**Data**:
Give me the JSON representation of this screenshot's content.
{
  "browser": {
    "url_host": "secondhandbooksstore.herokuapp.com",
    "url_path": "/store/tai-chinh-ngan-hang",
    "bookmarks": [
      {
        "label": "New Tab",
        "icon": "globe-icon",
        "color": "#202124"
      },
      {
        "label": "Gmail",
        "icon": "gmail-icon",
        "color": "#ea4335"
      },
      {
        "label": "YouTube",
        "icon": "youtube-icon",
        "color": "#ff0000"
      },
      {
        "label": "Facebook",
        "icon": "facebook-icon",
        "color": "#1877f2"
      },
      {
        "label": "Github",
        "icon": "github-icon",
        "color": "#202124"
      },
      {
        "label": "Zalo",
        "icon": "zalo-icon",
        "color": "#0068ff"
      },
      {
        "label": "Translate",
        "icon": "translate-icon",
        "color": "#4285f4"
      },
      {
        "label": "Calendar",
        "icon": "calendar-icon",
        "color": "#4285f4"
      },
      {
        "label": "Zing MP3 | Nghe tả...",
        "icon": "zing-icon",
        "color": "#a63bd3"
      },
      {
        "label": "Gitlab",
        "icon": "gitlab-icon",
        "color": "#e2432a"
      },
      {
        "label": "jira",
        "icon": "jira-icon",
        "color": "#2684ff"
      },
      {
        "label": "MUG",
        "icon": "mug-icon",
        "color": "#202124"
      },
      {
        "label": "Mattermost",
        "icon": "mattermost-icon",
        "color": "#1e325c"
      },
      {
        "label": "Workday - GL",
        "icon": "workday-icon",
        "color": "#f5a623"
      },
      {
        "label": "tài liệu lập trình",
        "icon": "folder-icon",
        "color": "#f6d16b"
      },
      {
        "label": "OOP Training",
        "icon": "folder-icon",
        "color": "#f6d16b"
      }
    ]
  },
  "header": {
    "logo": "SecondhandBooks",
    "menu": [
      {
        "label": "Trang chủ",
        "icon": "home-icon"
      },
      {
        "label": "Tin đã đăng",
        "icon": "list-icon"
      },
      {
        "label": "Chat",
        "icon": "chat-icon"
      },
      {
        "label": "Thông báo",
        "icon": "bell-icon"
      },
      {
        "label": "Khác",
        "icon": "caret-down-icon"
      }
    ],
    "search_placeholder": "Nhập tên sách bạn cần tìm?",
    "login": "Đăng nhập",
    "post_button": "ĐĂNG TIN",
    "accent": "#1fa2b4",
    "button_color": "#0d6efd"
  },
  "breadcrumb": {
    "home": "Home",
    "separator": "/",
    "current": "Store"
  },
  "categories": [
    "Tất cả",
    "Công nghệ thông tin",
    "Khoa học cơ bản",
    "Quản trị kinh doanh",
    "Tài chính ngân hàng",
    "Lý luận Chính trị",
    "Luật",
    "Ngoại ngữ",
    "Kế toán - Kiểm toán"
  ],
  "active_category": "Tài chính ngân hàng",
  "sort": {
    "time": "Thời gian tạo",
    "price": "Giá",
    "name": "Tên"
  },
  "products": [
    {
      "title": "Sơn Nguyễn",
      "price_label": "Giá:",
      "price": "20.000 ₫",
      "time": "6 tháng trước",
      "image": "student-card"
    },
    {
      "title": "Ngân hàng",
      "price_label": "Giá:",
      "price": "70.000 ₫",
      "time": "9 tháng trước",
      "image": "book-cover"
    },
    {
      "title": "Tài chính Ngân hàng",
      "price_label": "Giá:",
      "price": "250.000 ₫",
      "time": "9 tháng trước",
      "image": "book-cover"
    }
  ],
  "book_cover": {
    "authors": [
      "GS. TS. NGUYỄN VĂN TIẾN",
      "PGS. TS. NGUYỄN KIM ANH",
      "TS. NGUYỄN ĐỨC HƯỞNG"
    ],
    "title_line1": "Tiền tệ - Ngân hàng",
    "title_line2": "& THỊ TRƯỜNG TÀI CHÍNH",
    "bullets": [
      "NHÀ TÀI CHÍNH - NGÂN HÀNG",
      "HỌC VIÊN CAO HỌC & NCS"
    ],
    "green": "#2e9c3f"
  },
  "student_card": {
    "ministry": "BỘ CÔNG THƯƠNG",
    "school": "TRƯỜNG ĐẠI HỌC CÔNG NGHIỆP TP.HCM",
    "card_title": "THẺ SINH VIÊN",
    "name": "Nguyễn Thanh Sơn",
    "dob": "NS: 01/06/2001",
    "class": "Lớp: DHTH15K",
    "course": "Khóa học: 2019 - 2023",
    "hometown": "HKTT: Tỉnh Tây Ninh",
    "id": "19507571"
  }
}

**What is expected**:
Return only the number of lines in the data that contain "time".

**Written solution**:
4